So, though I'm still completely unsure as to what's going to happen and why in the world we're experiencing this particular adventure called no-job, I am also holding on to the pinprick of light that I can't seem to deny or diminish with logic. God knows me, hears me, helps me. I am grateful.

Saturday, March 1, 2008


With "The Other Boleyn Girl." Thank goodness.

Do not read this book. Do not listen to this book. Do not even contemplate this book. Unless, of course, you like tasteless, vulgar, trite, poorly written tales of sisters who are jealous, mean-spirited, and in all other ways poorly portrayed...then you might enjoy this forever long tale of the nasty Boleyn siblings (brother George doesn't get to look too good in here, either).

There is something to be said about women's societal strictures. We've come a long way, baby. But Gregory hardly addresses this in any worthwhile way, and it's no reason to read this book. It also made me think of how we mess up our world when we don't teach our children to be fair, nice, and just. If everything and everyone tells you that a) you are amazing, wonderful, and all powerful and b) you should get everything you want, you will most certainly believe that a) you are amazing, wonderful, and powerful and b) you should throw tantrums if and when you don't get everything you want. Hence we have King Henry VIII, and a few other rotten rulers throughout history, as well.

I most certainly wasted a good deal of time with this book. I count it as service to now warn you to stay away from this novel and avoid making the same mistake I did in ever getting started.
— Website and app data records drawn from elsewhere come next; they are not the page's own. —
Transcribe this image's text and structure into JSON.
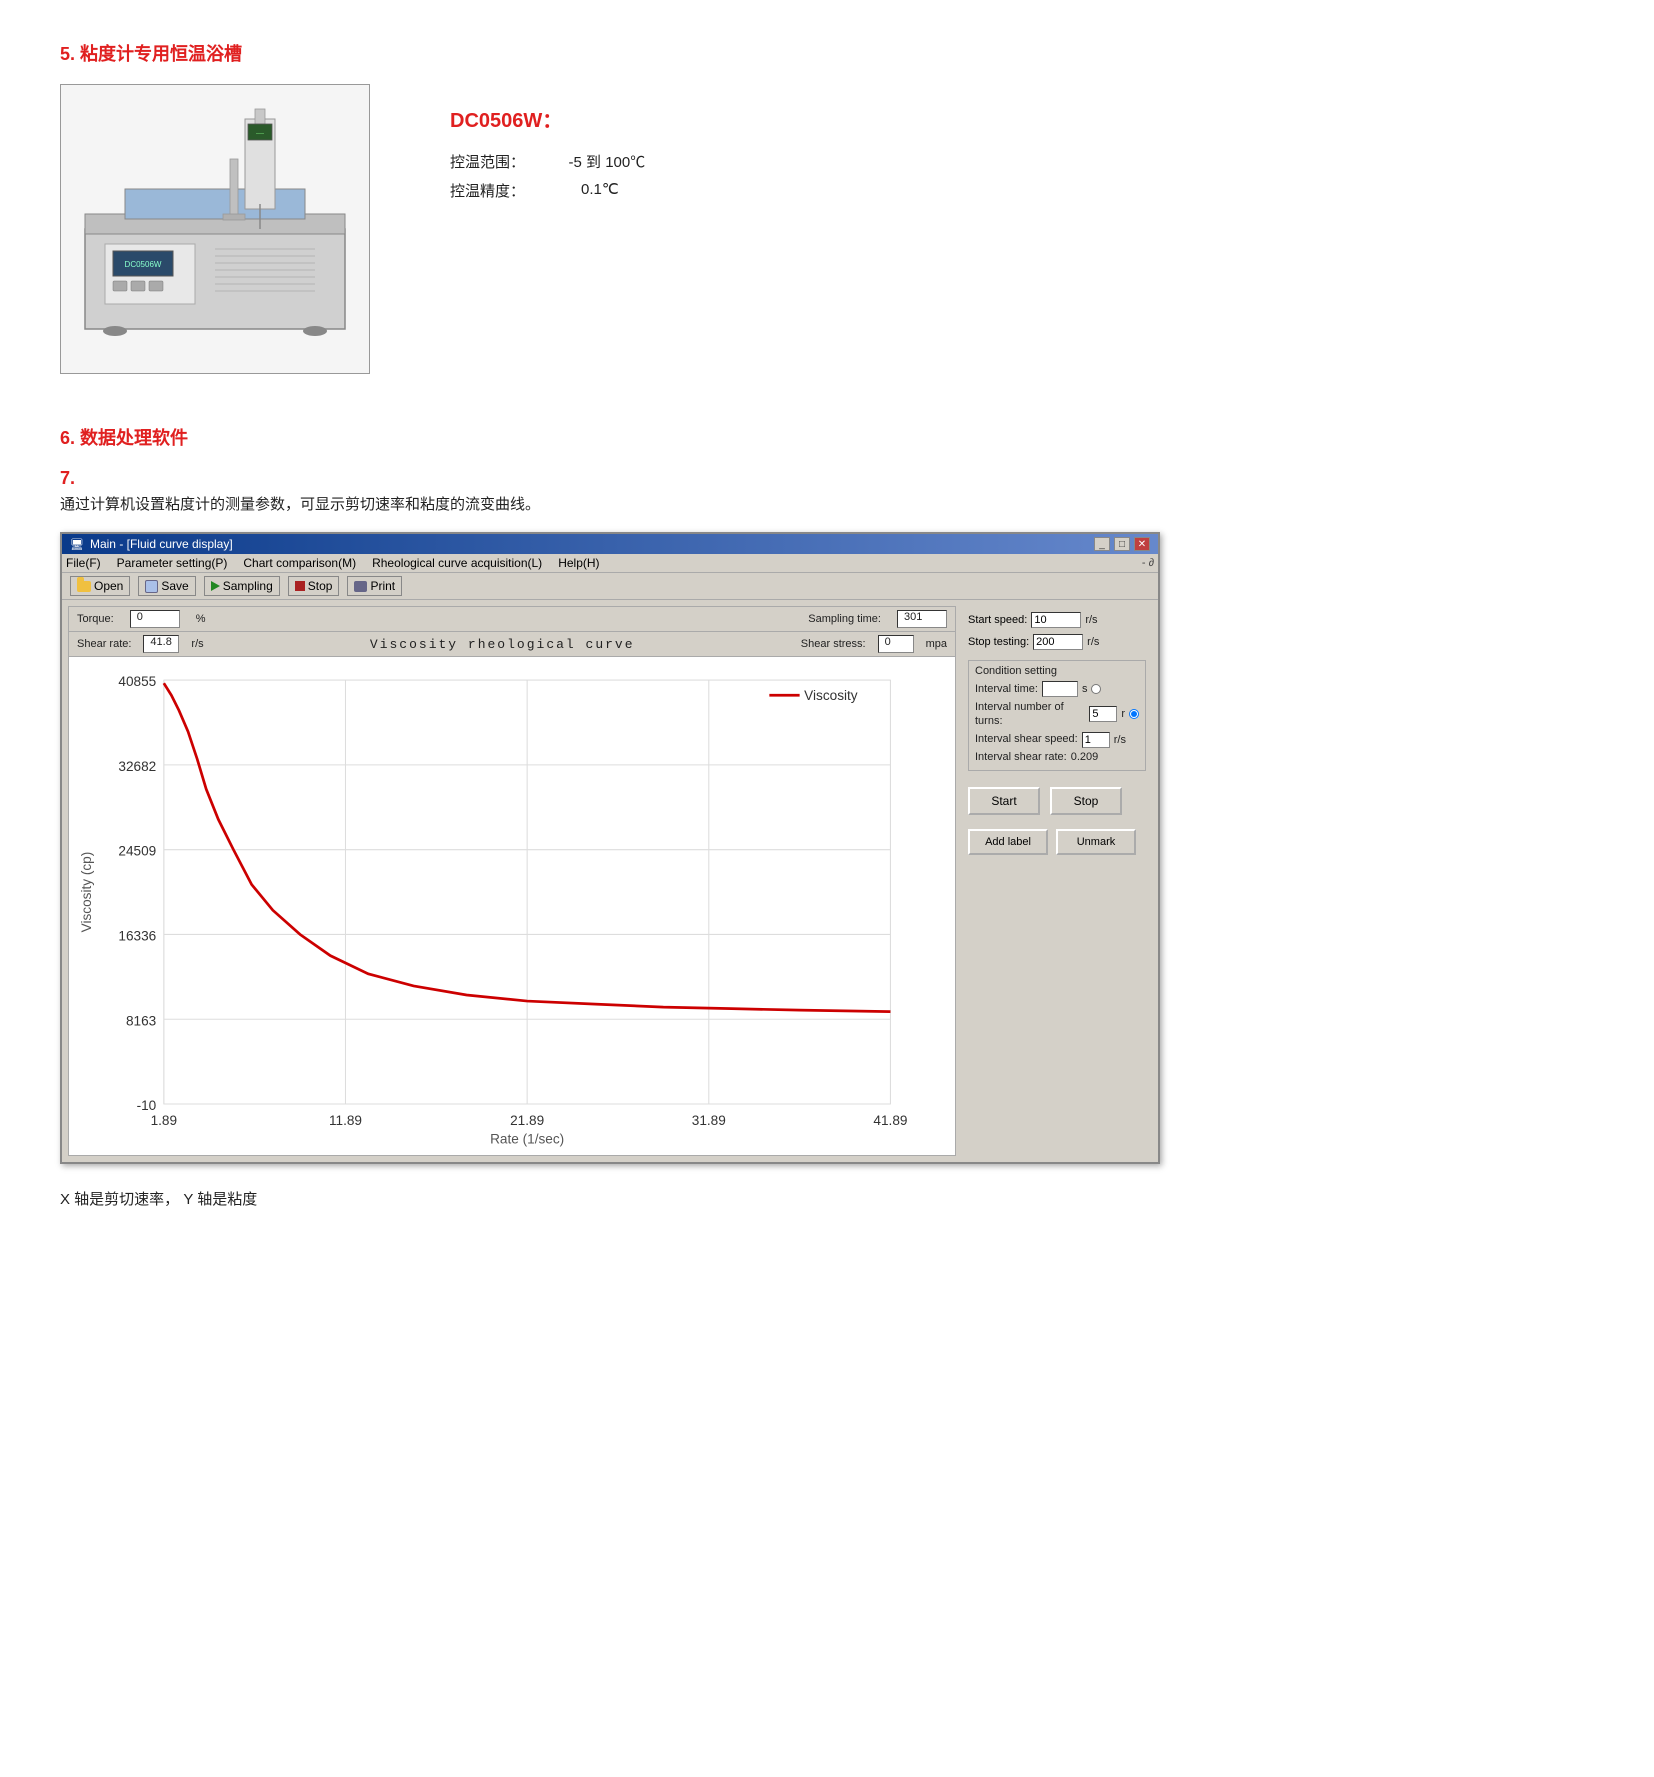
{
  "section5": {
    "title": "5.  粘度计专用恒温浴槽",
    "device_model": "DC0506W：",
    "specs": [
      {
        "label": "控温范围：",
        "sep": "",
        "value": "-5 到 100℃"
      },
      {
        "label": "控温精度：",
        "sep": "",
        "value": "0.1℃"
      }
    ]
  },
  "section6": {
    "title": "6.   数据处理软件"
  },
  "section7": {
    "title": "7.",
    "desc": "通过计算机设置粘度计的测量参数，可显示剪切速率和粘度的流变曲线。"
  },
  "software": {
    "titlebar": "Main - [Fluid curve display]",
    "menus": [
      "File(F)",
      "Parameter setting(P)",
      "Chart comparison(M)",
      "Rheological curve acquisition(L)",
      "Help(H)"
    ],
    "toolbar_btns": [
      "Open",
      "Save",
      "Sampling",
      "Stop",
      "Print"
    ],
    "status": {
      "torque_label": "Torque:",
      "torque_value": "0",
      "torque_unit": "%",
      "sampling_time_label": "Sampling time:",
      "sampling_time_value": "301",
      "shear_rate_label": "Shear rate:",
      "shear_rate_value": "41.8",
      "shear_rate_unit": "r/s",
      "chart_title": "Viscosity rheological curve",
      "shear_stress_label": "Shear stress:",
      "shear_stress_value": "0",
      "shear_stress_unit": "mpa"
    },
    "right_panel": {
      "start_speed_label": "Start speed:",
      "start_speed_value": "10",
      "start_speed_unit": "r/s",
      "stop_testing_label": "Stop testing:",
      "stop_testing_value": "200",
      "stop_testing_unit": "r/s",
      "condition_setting_label": "Condition setting",
      "interval_time_label": "Interval time:",
      "interval_time_value": "",
      "interval_time_unit": "s",
      "interval_turns_label": "Interval number of turns:",
      "interval_turns_value": "5",
      "interval_turns_unit": "r",
      "interval_shear_speed_label": "Interval shear speed:",
      "interval_shear_speed_value": "1",
      "interval_shear_speed_unit": "r/s",
      "interval_shear_rate_label": "Interval shear rate:",
      "interval_shear_rate_value": "0.209",
      "start_btn": "Start",
      "stop_btn": "Stop",
      "add_label_btn": "Add label",
      "unmark_btn": "Unmark"
    },
    "chart": {
      "y_axis_label": "Viscosity (cp)",
      "x_axis_label": "Rate (1/sec)",
      "y_ticks": [
        "40855",
        "32682",
        "24509",
        "16336",
        "8163",
        "-10"
      ],
      "x_ticks": [
        "1.89",
        "11.89",
        "21.89",
        "31.89",
        "41.89"
      ],
      "legend": "Viscosity"
    }
  },
  "footer": {
    "note": "X 轴是剪切速率，   Y 轴是粘度"
  }
}
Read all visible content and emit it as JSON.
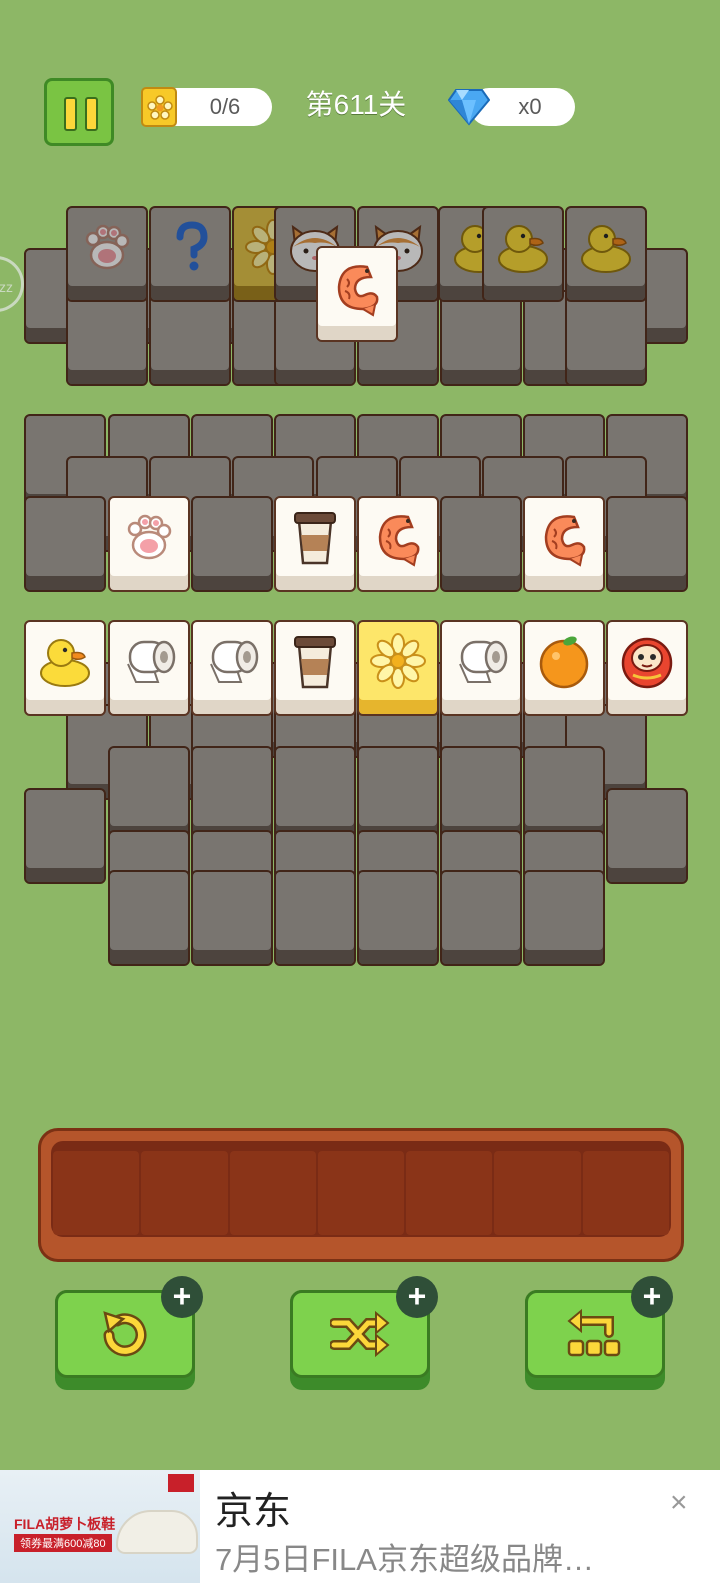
{
  "hud": {
    "flower_count": "0/6",
    "level": "第611关",
    "gem_count": "x0",
    "side_bubble": "zz"
  },
  "tiles": [
    {
      "icon": "paw",
      "tone": "dim"
    },
    {
      "icon": "question",
      "tone": "dim"
    },
    {
      "icon": "flower",
      "tone": "dim-yellow"
    },
    {
      "icon": "cat",
      "tone": "dim"
    },
    {
      "icon": "cat",
      "tone": "dim"
    },
    {
      "icon": "duck",
      "tone": "dim"
    },
    {
      "icon": "duck",
      "tone": "dim"
    },
    {
      "icon": "duck",
      "tone": "dim"
    },
    {
      "icon": "shrimp",
      "tone": "top"
    },
    {
      "icon": "paw",
      "tone": "top"
    },
    {
      "icon": "coffee",
      "tone": "top"
    },
    {
      "icon": "shrimp",
      "tone": "top"
    },
    {
      "icon": "shrimp",
      "tone": "top"
    },
    {
      "icon": "duck",
      "tone": "top"
    },
    {
      "icon": "toilet-paper",
      "tone": "top"
    },
    {
      "icon": "toilet-paper",
      "tone": "top"
    },
    {
      "icon": "coffee",
      "tone": "top"
    },
    {
      "icon": "flower",
      "tone": "top-yellow"
    },
    {
      "icon": "toilet-paper",
      "tone": "top"
    },
    {
      "icon": "orange",
      "tone": "top"
    },
    {
      "icon": "daruma",
      "tone": "top"
    }
  ],
  "tray": {
    "slot_count": 7
  },
  "tools": [
    {
      "name": "undo",
      "badge": "+"
    },
    {
      "name": "shuffle",
      "badge": "+"
    },
    {
      "name": "return",
      "badge": "+"
    }
  ],
  "ad": {
    "image_brand": "FILA胡萝卜板鞋",
    "image_sub": "领券最满600减80",
    "title": "京东",
    "description": "7月5日FILA京东超级品牌…",
    "close": "×"
  },
  "colors": {
    "background": "#8db766",
    "button_green": "#7ed24d",
    "tray_brown": "#b5552b"
  }
}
I'm going to have to do penance and read nothing but math textbooks and Greek poetry from here on out. It will be a refreshing change from this novel!